* _TASK_
Everything in the data except the pictures belongs in your answer, copied exactly.

* _RECORDS_

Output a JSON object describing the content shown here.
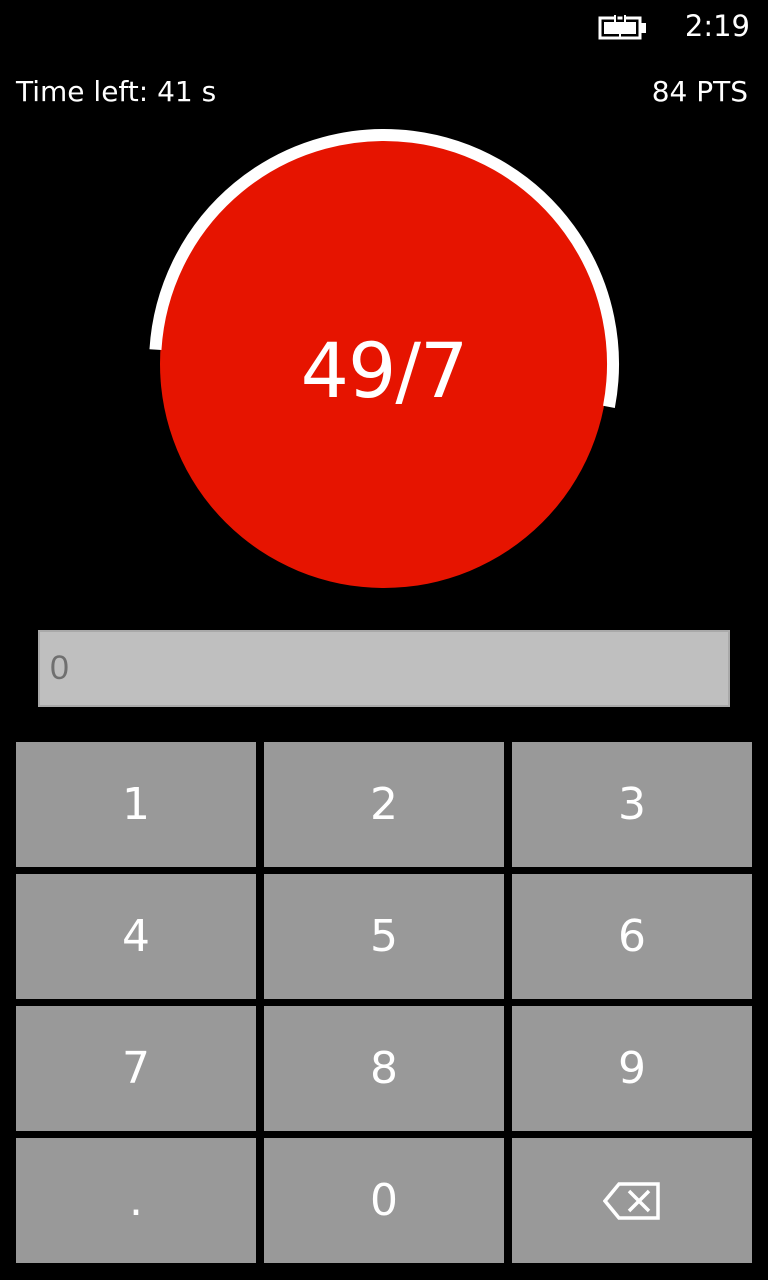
{
  "status_bar": {
    "time": "2:19",
    "battery_icon": "battery-charging-icon"
  },
  "header": {
    "time_left": "Time left: 41 s",
    "points": "84 PTS"
  },
  "timer": {
    "problem": "49/7",
    "circle_color": "#e61400",
    "remaining_fraction": 0.52
  },
  "answer_field": {
    "value": "0"
  },
  "keypad": {
    "keys": [
      "1",
      "2",
      "3",
      "4",
      "5",
      "6",
      "7",
      "8",
      "9",
      ".",
      "0"
    ],
    "backspace_icon": "backspace-icon"
  },
  "colors": {
    "background": "#000000",
    "key": "#999999",
    "answer_field": "#bfbfbf"
  }
}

* _SOLUTION FOR THIS TASK_
Output a JSON object describing the content shown here.
{
  "status_bar": {
    "time": "2:19",
    "battery_icon": "battery-charging-icon"
  },
  "header": {
    "time_left": "Time left: 41 s",
    "points": "84 PTS"
  },
  "timer": {
    "problem": "49/7",
    "circle_color": "#e61400",
    "remaining_fraction": 0.52
  },
  "answer_field": {
    "value": "0"
  },
  "keypad": {
    "keys": [
      "1",
      "2",
      "3",
      "4",
      "5",
      "6",
      "7",
      "8",
      "9",
      ".",
      "0"
    ],
    "backspace_icon": "backspace-icon"
  },
  "colors": {
    "background": "#000000",
    "key": "#999999",
    "answer_field": "#bfbfbf"
  }
}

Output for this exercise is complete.